▶ **App and web page records**
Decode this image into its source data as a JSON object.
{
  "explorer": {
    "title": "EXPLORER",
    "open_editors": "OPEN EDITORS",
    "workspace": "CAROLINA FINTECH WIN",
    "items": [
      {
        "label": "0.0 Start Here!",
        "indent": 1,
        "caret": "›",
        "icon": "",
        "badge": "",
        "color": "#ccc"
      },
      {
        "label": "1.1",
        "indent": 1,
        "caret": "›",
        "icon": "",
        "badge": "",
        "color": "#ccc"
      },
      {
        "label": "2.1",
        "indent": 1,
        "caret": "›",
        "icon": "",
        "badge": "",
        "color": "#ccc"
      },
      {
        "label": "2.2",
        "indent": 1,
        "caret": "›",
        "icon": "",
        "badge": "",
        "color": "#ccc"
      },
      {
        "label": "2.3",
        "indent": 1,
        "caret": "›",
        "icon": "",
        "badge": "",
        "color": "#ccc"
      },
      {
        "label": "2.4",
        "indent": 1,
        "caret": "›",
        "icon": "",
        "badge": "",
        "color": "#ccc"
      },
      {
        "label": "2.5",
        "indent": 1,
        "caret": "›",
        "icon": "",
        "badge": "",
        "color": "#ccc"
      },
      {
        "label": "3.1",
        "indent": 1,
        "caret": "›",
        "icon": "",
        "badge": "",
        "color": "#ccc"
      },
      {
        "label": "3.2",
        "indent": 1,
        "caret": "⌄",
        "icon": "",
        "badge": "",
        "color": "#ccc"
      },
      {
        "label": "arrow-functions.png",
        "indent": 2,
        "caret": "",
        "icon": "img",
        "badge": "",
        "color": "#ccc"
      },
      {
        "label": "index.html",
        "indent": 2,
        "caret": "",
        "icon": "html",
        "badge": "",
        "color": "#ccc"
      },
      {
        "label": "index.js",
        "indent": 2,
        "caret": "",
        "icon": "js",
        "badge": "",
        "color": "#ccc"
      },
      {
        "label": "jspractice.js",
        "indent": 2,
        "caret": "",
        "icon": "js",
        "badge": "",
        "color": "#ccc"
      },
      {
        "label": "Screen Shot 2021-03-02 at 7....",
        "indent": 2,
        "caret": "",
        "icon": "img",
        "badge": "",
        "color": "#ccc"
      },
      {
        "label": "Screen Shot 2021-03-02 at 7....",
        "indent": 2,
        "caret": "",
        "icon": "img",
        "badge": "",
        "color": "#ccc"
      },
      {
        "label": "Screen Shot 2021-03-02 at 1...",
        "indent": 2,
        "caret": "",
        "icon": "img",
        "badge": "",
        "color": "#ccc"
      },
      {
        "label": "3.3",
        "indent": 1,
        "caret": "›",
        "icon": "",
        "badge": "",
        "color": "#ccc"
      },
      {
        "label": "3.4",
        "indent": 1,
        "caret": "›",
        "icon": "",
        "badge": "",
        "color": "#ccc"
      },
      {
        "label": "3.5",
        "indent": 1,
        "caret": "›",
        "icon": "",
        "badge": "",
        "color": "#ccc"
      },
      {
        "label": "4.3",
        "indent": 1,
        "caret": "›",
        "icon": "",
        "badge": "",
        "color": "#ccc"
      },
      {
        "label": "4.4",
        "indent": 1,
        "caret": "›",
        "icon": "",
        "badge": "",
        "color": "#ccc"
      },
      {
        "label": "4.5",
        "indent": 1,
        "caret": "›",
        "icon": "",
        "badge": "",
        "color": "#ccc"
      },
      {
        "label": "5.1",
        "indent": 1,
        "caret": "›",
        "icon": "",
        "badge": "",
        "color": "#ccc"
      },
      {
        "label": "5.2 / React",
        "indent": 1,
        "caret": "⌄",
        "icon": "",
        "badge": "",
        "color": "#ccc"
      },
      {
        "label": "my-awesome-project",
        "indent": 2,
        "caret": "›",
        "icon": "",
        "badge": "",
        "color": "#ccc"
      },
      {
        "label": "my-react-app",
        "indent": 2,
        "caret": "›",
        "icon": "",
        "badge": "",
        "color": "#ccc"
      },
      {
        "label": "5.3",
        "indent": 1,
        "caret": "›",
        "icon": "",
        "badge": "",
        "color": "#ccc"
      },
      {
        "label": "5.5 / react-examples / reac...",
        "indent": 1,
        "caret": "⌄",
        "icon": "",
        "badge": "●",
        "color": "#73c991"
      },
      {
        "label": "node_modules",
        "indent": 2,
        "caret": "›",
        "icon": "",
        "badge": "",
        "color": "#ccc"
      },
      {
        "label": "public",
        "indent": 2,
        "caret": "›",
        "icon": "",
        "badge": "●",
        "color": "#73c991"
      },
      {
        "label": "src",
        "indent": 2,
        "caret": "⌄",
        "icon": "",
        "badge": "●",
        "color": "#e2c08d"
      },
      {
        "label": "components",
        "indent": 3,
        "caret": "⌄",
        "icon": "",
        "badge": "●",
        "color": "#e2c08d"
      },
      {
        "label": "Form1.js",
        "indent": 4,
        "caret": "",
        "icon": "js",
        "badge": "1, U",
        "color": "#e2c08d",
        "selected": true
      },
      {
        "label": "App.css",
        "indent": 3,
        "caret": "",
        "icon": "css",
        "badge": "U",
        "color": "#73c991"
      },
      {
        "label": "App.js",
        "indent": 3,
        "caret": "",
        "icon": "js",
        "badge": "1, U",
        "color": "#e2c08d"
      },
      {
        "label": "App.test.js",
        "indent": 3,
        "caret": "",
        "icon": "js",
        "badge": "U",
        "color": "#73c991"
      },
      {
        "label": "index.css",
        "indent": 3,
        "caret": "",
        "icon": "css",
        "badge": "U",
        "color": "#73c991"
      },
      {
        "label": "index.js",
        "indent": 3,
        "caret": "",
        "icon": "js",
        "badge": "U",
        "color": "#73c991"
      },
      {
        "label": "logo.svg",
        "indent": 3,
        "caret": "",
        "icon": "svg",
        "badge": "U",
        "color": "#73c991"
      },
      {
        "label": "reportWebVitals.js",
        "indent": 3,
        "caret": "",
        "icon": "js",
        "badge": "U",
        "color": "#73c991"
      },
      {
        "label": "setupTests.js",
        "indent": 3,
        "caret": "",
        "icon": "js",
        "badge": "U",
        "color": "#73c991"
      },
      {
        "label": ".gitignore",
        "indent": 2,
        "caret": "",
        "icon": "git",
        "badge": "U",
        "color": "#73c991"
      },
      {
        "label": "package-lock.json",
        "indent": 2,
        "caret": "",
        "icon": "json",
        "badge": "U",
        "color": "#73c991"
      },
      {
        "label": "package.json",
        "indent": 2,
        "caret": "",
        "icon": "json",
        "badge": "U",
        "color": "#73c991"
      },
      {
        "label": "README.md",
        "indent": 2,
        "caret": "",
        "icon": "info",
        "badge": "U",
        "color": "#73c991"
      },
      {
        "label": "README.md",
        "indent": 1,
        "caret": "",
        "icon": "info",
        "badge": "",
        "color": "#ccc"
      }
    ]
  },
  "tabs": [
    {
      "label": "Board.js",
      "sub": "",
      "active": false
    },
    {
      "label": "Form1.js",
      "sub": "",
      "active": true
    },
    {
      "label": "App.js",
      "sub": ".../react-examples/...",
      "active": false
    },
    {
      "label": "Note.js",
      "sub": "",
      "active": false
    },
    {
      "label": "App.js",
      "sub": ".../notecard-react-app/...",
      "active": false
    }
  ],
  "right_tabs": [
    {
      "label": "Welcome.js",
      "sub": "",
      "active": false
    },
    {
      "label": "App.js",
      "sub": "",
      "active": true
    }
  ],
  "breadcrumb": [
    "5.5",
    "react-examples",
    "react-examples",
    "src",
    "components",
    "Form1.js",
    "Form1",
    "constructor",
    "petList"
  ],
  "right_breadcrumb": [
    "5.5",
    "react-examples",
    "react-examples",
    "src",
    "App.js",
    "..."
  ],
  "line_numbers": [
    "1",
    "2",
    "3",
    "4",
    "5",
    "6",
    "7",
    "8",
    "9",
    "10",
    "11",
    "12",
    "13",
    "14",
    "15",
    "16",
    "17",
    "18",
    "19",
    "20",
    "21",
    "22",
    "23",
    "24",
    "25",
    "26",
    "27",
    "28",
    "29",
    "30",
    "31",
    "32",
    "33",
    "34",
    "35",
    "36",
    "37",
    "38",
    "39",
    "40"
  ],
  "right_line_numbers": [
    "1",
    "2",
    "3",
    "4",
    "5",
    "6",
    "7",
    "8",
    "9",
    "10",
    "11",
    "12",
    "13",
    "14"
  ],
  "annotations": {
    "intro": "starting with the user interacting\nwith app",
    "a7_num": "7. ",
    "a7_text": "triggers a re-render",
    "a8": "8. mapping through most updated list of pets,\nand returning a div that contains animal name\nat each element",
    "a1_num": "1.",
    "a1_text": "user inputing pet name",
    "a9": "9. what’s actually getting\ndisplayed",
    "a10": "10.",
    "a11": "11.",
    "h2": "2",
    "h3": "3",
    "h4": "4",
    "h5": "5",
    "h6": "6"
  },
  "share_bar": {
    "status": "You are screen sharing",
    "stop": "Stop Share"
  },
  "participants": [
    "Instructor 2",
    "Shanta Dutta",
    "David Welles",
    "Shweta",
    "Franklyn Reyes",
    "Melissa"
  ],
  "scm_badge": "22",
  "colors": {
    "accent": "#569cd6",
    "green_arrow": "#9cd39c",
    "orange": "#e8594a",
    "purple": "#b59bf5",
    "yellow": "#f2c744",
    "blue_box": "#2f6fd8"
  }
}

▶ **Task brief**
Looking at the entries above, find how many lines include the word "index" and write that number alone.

▶ **Task solution**
4